By now, "T. Rextacy" was in full swing in England. The band had captured the imaginations of both teenagers and the media with its sequined, heavily made-up appearance. The image of Marc Bolan in a top hat, feather boa, and platform shoes, performing "Get It On" on the BBC became as famous as his music. Electric Warrior, the first album recorded by the full band, was released in the fall of 1971; it was number one for six weeks in Britain and cracked America's Top 40. At the beginning of 1972, T. Rex signed with EMI, setting up a distribution deal for Bolan's own T.Rex Wax Co. record label, and the group's next two singles -- "Telegram Sam" and "Metal Guru" -- both spent multiple weeks at the top of the charts during early 1972.

The Slider, released in the summer of 1972, shot to number one upon its release, allegedly selling 100,000 copies in four days; the album was also T. Rex's most successful American release, reaching number 17. Appearing in the spring of 1973, Tanx was another Top Five hit for T. Rex; the singles "20th Century Boy" and "The Groover" soon followed it to the upper ranks of the charts. However, those singles would prove to be the band's last two Top Ten hits. In the summer of 1973, rhythm guitarist Jack Green joined the band, as did three backup vocalists, including the American soul singer Gloria Jones; Jones would soon become Bolan's girlfriend. At the beginning of 1974, drummer Bill Legend left the group and was replaced by Davy Lutton, as Jones became the group's keyboardist.

In early 1974, the single "Teenage Dream" was the first record to be released under the name Marc Bolan and T. Rex. The following album, Zinc Alloy and the Hidden Riders of Tomorrow, was the last Bolan recorded with Tony Visconti. Throughout the year, T. Rex's popularity rapidly declined -- by the time "Zip Gun Boogie" was released in November, it could only reach number 41. Finn and Green left the group at the end of the year, while keyboardist Dino Dins joined. The decline of T. Rex's popularity was confirmed when 1975's Bolan's Zip Gun failed to chart. Bolan took the rest of the year off, returning in the spring of 1976 with Futuristic Dragon, which peaked at number 50. Released in the summer of 1976, "I Love to Boogie," a disco-flavored three-chord thumper, became Bolan's last Top 20 hit.

Bolan released Dandy in the Underworld in the spring of 1977; it was a modest hit, peaking at number 26. While "The Soul of My Suit" reached number 42 on the charts, T. Rex's next two singles failed to chart. Sensing it was time for a change of direction, Bolan began expanding his horizons in August.
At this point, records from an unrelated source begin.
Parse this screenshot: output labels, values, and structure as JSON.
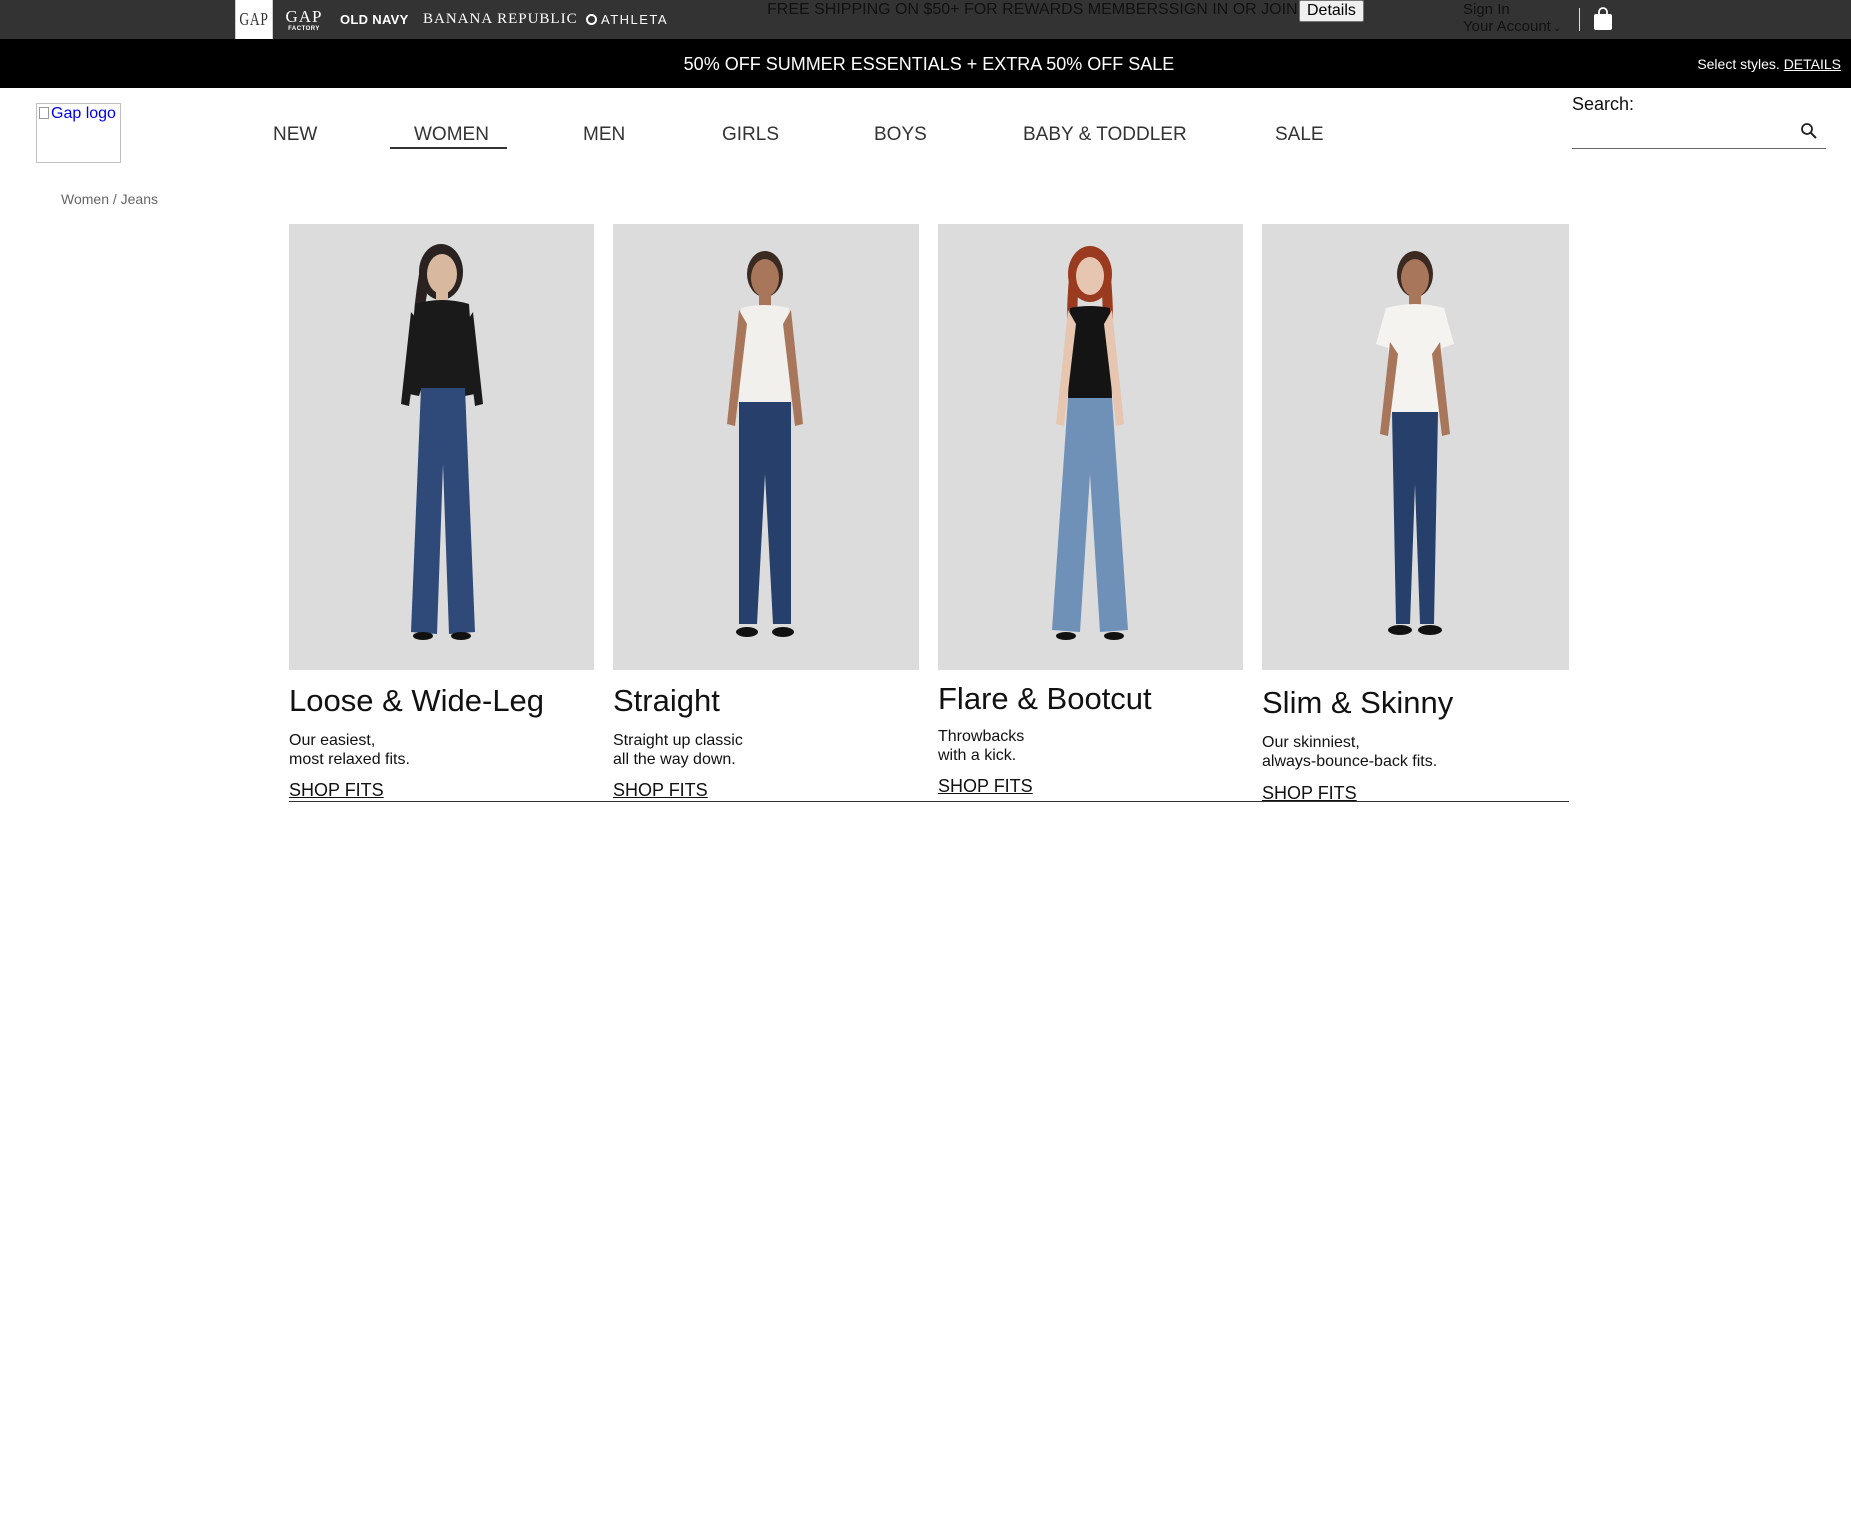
{
  "brands": {
    "gap": "GAP",
    "gap_factory_top": "GAP",
    "gap_factory_bottom": "FACTORY",
    "old_navy": "OLD NAVY",
    "banana_republic": "BANANA REPUBLIC",
    "athleta": "ATHLETA"
  },
  "utility": {
    "promo": "FREE SHIPPING ON $50+ FOR REWARDS MEMBERSSIGN IN OR JOIN",
    "details_button": "Details",
    "sign_in": "Sign In",
    "your_account": "Your Account"
  },
  "promo_bar": {
    "headline": "50% OFF SUMMER ESSENTIALS + EXTRA 50% OFF SALE",
    "select_styles": "Select styles.",
    "details_link": "DETAILS"
  },
  "header": {
    "logo_alt": "Gap logo",
    "nav": [
      "NEW",
      "WOMEN",
      "MEN",
      "GIRLS",
      "BOYS",
      "BABY & TODDLER",
      "SALE"
    ],
    "active_nav": "WOMEN",
    "search_label": "Search:"
  },
  "breadcrumb": "Women / Jeans",
  "cards": [
    {
      "title": "Loose & Wide-Leg",
      "desc_line1": "Our easiest,",
      "desc_line2": "most relaxed fits.",
      "link": "SHOP FITS"
    },
    {
      "title": "Straight",
      "desc_line1": "Straight up classic",
      "desc_line2": "all the way down.",
      "link": "SHOP FITS"
    },
    {
      "title": "Flare & Bootcut",
      "desc_line1": "Throwbacks",
      "desc_line2": "with a kick.",
      "link": "SHOP FITS"
    },
    {
      "title": "Slim & Skinny",
      "desc_line1": "Our skinniest,",
      "desc_line2": "always-bounce-back fits.",
      "link": "SHOP FITS"
    }
  ],
  "colors": {
    "utility_bar": "#333333",
    "promo_bar": "#000000",
    "photo_background": "#dcdcdc",
    "denim_dark": "#2f4a78",
    "denim_light": "#6f91b8"
  }
}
In addition to contributing a weekly column for Record Mirror, he hosted his own variety television show, Marc. Featuring guest appearances by artists like David Bowie and Generation X, Marc helped restore Bolan's hip image. Signing with RCA Records, the guitarist formed a new band with bassist Herbie Flowers and drummer Tony Newman, yet he never was able to record with the group. While driving home from a London club with Bolan, Gloria Jones lost control of her car, smashing into a tree. Marc Bolan, riding in the passenger's seat of the car, was killed instantly.

While T. Rex's music was intended to be disposable, it has proven surprisingly influential over the years. Hard rock and heavy metal bands borrowed the group's image, as well as the pounding insistence of their guitars. Punk bands may have discarded the high heels, feather boas, and top hats, yet they adhered to the simple three-chord structures and pop aesthetics that made the band popular. ~ Stephen Thomas Erlewine, Rovi